§ Brief:
Working from the listing below, set down every line exactly.

§ Given records:
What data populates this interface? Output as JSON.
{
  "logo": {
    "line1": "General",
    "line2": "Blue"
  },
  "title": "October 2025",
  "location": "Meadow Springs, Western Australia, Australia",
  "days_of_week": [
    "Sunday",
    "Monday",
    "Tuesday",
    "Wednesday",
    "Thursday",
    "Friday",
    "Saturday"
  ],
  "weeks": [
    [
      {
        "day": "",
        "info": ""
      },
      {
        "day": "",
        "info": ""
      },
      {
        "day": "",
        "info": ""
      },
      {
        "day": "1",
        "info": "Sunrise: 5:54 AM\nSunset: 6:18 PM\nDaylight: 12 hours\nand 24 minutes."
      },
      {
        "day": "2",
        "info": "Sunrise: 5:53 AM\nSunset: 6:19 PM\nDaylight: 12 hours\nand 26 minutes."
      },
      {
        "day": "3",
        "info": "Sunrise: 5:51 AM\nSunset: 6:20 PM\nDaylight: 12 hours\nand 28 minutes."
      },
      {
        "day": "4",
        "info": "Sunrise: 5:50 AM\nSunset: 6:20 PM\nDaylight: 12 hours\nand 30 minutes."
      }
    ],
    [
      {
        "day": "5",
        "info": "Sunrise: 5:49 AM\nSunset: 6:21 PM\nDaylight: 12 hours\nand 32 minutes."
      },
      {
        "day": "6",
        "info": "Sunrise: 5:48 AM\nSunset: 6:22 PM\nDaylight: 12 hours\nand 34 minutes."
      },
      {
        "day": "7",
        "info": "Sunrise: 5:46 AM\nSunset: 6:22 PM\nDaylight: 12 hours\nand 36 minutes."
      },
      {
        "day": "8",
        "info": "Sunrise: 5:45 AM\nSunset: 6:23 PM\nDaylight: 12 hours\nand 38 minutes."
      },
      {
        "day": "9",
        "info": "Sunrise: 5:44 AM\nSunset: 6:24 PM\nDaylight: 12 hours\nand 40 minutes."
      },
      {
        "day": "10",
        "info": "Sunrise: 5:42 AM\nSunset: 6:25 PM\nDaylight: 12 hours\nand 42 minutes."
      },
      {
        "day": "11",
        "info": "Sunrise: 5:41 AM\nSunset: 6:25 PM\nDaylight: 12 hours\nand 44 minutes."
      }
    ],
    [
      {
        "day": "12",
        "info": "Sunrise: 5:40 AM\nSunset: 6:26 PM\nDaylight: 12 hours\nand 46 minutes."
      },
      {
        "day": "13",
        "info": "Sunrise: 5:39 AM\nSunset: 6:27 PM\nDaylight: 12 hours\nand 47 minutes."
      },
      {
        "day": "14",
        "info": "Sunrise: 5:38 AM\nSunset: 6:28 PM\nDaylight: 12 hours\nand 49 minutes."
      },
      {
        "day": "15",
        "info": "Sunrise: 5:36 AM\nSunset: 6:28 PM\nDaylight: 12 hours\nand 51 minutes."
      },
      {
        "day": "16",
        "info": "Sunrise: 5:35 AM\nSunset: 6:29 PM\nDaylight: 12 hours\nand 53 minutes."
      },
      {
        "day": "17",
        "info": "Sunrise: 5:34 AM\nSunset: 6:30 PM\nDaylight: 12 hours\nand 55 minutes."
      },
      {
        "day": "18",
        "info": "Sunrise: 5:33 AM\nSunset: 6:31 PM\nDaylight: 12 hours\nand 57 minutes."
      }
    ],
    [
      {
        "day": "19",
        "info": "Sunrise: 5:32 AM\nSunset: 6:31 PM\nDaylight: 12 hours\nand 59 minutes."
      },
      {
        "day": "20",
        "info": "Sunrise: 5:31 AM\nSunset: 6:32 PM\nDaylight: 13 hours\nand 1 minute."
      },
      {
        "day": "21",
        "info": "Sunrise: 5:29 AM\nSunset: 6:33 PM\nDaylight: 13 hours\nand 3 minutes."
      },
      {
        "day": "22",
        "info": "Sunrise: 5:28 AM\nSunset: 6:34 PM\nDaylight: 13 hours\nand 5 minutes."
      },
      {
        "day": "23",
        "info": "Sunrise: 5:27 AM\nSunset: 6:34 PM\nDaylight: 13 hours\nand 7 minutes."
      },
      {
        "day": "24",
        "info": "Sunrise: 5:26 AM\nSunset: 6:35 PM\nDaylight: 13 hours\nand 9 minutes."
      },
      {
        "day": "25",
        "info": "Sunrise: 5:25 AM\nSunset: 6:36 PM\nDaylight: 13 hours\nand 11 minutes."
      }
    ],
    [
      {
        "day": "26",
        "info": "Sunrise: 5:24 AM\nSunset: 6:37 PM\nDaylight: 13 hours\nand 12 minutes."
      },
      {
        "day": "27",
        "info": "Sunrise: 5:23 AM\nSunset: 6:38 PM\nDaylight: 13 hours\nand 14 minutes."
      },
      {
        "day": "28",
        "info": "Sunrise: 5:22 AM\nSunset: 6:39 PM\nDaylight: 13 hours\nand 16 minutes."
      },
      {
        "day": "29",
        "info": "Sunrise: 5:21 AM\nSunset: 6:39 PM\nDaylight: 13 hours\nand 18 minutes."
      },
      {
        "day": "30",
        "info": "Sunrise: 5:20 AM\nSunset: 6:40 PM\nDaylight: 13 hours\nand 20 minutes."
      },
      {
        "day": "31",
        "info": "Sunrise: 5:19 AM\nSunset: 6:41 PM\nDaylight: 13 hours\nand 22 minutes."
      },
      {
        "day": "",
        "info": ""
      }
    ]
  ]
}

§ Your solution:
What data populates this interface? Output as JSON.
{
  "logo": {
    "line1": "General",
    "line2": "Blue"
  },
  "title": "October 2025",
  "location": "Meadow Springs, Western Australia, Australia",
  "days_of_week": [
    "Sunday",
    "Monday",
    "Tuesday",
    "Wednesday",
    "Thursday",
    "Friday",
    "Saturday"
  ],
  "weeks": [
    [
      {
        "day": "",
        "info": ""
      },
      {
        "day": "",
        "info": ""
      },
      {
        "day": "",
        "info": ""
      },
      {
        "day": "1",
        "info": "Sunrise: 5:54 AM\nSunset: 6:18 PM\nDaylight: 12 hours\nand 24 minutes."
      },
      {
        "day": "2",
        "info": "Sunrise: 5:53 AM\nSunset: 6:19 PM\nDaylight: 12 hours\nand 26 minutes."
      },
      {
        "day": "3",
        "info": "Sunrise: 5:51 AM\nSunset: 6:20 PM\nDaylight: 12 hours\nand 28 minutes."
      },
      {
        "day": "4",
        "info": "Sunrise: 5:50 AM\nSunset: 6:20 PM\nDaylight: 12 hours\nand 30 minutes."
      }
    ],
    [
      {
        "day": "5",
        "info": "Sunrise: 5:49 AM\nSunset: 6:21 PM\nDaylight: 12 hours\nand 32 minutes."
      },
      {
        "day": "6",
        "info": "Sunrise: 5:48 AM\nSunset: 6:22 PM\nDaylight: 12 hours\nand 34 minutes."
      },
      {
        "day": "7",
        "info": "Sunrise: 5:46 AM\nSunset: 6:22 PM\nDaylight: 12 hours\nand 36 minutes."
      },
      {
        "day": "8",
        "info": "Sunrise: 5:45 AM\nSunset: 6:23 PM\nDaylight: 12 hours\nand 38 minutes."
      },
      {
        "day": "9",
        "info": "Sunrise: 5:44 AM\nSunset: 6:24 PM\nDaylight: 12 hours\nand 40 minutes."
      },
      {
        "day": "10",
        "info": "Sunrise: 5:42 AM\nSunset: 6:25 PM\nDaylight: 12 hours\nand 42 minutes."
      },
      {
        "day": "11",
        "info": "Sunrise: 5:41 AM\nSunset: 6:25 PM\nDaylight: 12 hours\nand 44 minutes."
      }
    ],
    [
      {
        "day": "12",
        "info": "Sunrise: 5:40 AM\nSunset: 6:26 PM\nDaylight: 12 hours\nand 46 minutes."
      },
      {
        "day": "13",
        "info": "Sunrise: 5:39 AM\nSunset: 6:27 PM\nDaylight: 12 hours\nand 47 minutes."
      },
      {
        "day": "14",
        "info": "Sunrise: 5:38 AM\nSunset: 6:28 PM\nDaylight: 12 hours\nand 49 minutes."
      },
      {
        "day": "15",
        "info": "Sunrise: 5:36 AM\nSunset: 6:28 PM\nDaylight: 12 hours\nand 51 minutes."
      },
      {
        "day": "16",
        "info": "Sunrise: 5:35 AM\nSunset: 6:29 PM\nDaylight: 12 hours\nand 53 minutes."
      },
      {
        "day": "17",
        "info": "Sunrise: 5:34 AM\nSunset: 6:30 PM\nDaylight: 12 hours\nand 55 minutes."
      },
      {
        "day": "18",
        "info": "Sunrise: 5:33 AM\nSunset: 6:31 PM\nDaylight: 12 hours\nand 57 minutes."
      }
    ],
    [
      {
        "day": "19",
        "info": "Sunrise: 5:32 AM\nSunset: 6:31 PM\nDaylight: 12 hours\nand 59 minutes."
      },
      {
        "day": "20",
        "info": "Sunrise: 5:31 AM\nSunset: 6:32 PM\nDaylight: 13 hours\nand 1 minute."
      },
      {
        "day": "21",
        "info": "Sunrise: 5:29 AM\nSunset: 6:33 PM\nDaylight: 13 hours\nand 3 minutes."
      },
      {
        "day": "22",
        "info": "Sunrise: 5:28 AM\nSunset: 6:34 PM\nDaylight: 13 hours\nand 5 minutes."
      },
      {
        "day": "23",
        "info": "Sunrise: 5:27 AM\nSunset: 6:34 PM\nDaylight: 13 hours\nand 7 minutes."
      },
      {
        "day": "24",
        "info": "Sunrise: 5:26 AM\nSunset: 6:35 PM\nDaylight: 13 hours\nand 9 minutes."
      },
      {
        "day": "25",
        "info": "Sunrise: 5:25 AM\nSunset: 6:36 PM\nDaylight: 13 hours\nand 11 minutes."
      }
    ],
    [
      {
        "day": "26",
        "info": "Sunrise: 5:24 AM\nSunset: 6:37 PM\nDaylight: 13 hours\nand 12 minutes."
      },
      {
        "day": "27",
        "info": "Sunrise: 5:23 AM\nSunset: 6:38 PM\nDaylight: 13 hours\nand 14 minutes."
      },
      {
        "day": "28",
        "info": "Sunrise: 5:22 AM\nSunset: 6:39 PM\nDaylight: 13 hours\nand 16 minutes."
      },
      {
        "day": "29",
        "info": "Sunrise: 5:21 AM\nSunset: 6:39 PM\nDaylight: 13 hours\nand 18 minutes."
      },
      {
        "day": "30",
        "info": "Sunrise: 5:20 AM\nSunset: 6:40 PM\nDaylight: 13 hours\nand 20 minutes."
      },
      {
        "day": "31",
        "info": "Sunrise: 5:19 AM\nSunset: 6:41 PM\nDaylight: 13 hours\nand 22 minutes."
      },
      {
        "day": "",
        "info": ""
      }
    ]
  ]
}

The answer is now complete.